‘Wonderland’ is Frank Wildhorn’s modern musical adaptation of Lewis Carroll’s classic tales ‘Alice’s Adventures in Wonderland’ and ‘Through The Looking Glass.’ In this version of the story, Alice is a 40 year old single mum down on her luck, struggling to care for her teenage daughter Ellie (Naomi Morris) and dreaming of a better life. After a particularly bad day, Alice, Ellie and their neighbour Jack (Stephen Webb) find themselves following a white rabbit into a disused lift, which transports them into a world where it is always teatime and everybody lives in fear of the imperious queen.
What ensues is a somewhat chaotic narrative journey involving a hat factory, a rebellion and a talking mirror, but the end result is a fun, family-friendly experience, which ends on a nice message of encouraging young girls to believe in themselves. In fact, the show as a whole is low-key feminist; the reimagined version of the Hatter is very much a woman, and one character’s arc hinges on her realising that happiness doesn’t come from being with a man.

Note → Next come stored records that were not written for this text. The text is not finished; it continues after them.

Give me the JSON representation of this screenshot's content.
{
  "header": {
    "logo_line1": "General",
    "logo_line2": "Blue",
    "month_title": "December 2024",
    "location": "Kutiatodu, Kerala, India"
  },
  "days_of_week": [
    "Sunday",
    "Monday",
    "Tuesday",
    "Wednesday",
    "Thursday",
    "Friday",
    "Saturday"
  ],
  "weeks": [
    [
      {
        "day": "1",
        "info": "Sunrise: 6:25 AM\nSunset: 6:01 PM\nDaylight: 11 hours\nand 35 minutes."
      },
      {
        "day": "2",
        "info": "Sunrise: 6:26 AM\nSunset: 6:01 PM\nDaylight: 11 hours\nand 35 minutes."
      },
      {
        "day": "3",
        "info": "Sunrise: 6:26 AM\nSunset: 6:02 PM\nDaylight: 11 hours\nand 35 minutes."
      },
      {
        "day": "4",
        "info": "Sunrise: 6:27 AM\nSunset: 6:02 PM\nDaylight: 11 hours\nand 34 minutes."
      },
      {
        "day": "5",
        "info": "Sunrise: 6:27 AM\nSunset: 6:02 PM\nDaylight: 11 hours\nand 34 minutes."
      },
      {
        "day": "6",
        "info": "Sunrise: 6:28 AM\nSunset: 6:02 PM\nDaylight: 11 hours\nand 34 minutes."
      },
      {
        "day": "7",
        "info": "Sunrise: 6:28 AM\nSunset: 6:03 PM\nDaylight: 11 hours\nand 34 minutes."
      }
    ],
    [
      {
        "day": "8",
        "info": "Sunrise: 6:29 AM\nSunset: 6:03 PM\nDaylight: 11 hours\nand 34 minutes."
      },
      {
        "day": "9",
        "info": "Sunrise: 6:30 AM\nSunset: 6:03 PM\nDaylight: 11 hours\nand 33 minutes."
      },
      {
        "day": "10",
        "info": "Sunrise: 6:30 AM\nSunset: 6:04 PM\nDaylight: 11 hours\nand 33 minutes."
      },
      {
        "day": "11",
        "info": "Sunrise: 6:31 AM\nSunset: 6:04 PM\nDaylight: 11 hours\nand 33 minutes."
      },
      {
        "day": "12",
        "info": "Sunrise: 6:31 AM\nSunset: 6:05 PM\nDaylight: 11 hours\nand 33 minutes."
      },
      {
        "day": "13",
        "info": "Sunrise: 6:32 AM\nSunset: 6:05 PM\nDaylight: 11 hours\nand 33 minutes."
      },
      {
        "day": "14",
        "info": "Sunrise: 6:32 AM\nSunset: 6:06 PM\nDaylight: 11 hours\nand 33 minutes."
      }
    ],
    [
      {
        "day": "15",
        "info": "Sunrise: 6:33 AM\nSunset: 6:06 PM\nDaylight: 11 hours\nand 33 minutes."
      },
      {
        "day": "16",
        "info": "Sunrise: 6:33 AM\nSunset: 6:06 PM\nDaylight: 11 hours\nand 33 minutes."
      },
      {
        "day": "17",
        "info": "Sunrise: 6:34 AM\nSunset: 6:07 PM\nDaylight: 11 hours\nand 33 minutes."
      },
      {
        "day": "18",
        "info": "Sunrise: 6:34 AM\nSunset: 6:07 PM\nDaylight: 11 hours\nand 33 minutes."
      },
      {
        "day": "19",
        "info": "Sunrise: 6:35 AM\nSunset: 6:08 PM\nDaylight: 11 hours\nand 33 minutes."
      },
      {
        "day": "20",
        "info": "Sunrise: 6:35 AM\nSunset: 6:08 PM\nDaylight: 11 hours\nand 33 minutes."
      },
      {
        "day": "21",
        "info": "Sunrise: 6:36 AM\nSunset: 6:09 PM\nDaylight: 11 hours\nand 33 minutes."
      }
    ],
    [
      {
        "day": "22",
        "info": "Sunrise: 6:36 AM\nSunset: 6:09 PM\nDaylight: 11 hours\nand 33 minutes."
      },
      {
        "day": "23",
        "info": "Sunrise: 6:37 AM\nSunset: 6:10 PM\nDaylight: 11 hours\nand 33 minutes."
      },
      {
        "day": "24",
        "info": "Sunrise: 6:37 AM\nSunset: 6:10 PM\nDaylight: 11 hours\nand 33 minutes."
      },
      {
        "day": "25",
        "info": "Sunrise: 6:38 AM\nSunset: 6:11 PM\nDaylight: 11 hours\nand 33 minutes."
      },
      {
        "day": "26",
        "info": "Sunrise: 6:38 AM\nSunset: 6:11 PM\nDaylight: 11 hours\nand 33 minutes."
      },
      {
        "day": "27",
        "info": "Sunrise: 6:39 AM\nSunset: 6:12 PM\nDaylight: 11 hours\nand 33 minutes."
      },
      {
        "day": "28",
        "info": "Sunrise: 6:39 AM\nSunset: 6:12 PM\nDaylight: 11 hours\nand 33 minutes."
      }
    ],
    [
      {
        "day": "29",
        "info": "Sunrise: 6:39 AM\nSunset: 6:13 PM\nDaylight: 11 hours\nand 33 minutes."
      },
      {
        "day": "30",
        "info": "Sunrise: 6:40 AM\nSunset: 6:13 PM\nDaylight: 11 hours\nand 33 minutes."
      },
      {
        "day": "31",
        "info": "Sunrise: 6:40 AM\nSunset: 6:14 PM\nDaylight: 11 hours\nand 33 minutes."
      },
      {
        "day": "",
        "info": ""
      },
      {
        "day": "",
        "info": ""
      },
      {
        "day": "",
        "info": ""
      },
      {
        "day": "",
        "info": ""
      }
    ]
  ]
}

As Alice, Kerry Ellis is very much the show’s heart, conveying a lifetime of disappointments and broken promises in the opening number, before embracing the role of heroine in her own story. Natalie McQueen channels rock divas Cyndi Lauper and Linda Perry as the Mad Hatter, who flits from bonkers to villainous and back again, and even manages to fit in a sweet little romance with the March Hare.
Dave Willetts lends gentle gravitas to the role of the White Rabbit, rolling his R’s and never once taking the character too seriously. And Wendi Richards makes full use of her somewhat limited stage time as the egomaniacal Queen of Hearts, speaking in pinched, girlish royal tones whilst devouring jam tarts and sentencing her subjects to death in her two musical numbers, ‘Hail The Queen’ and ‘Off With Their Heads.’
Standout supporting performances include Kayi Ushe, whose ‘Advice From A Caterpillar’ oozes smooth, and Dominic Owen, who plays the Cheshire Cat as if Mr. Mistoffelees had joined Panic! At The Disco.
The set design is surprisingly minimal, but one very neat trick evokes ‘The Wizard of Oz’; in the real world, cast members are dressed in drab costuming, and their surroundings are all grey. Once they venture into Wonderland, the set and cast come alive in vibrant colours. And the songs themselves embody all the energy and charm you might expect; ’Wonderland’ and ‘Tea Party’ fill the stage with frenetic choreography, ‘One Knight’ is an enjoyable boyband pastiche, and ‘This Is Who I Am’ and ‘Finding Wonderland’ offer a rousing, satisfying emotional conclusion.
All in all, worth a trip down the rabbit hole.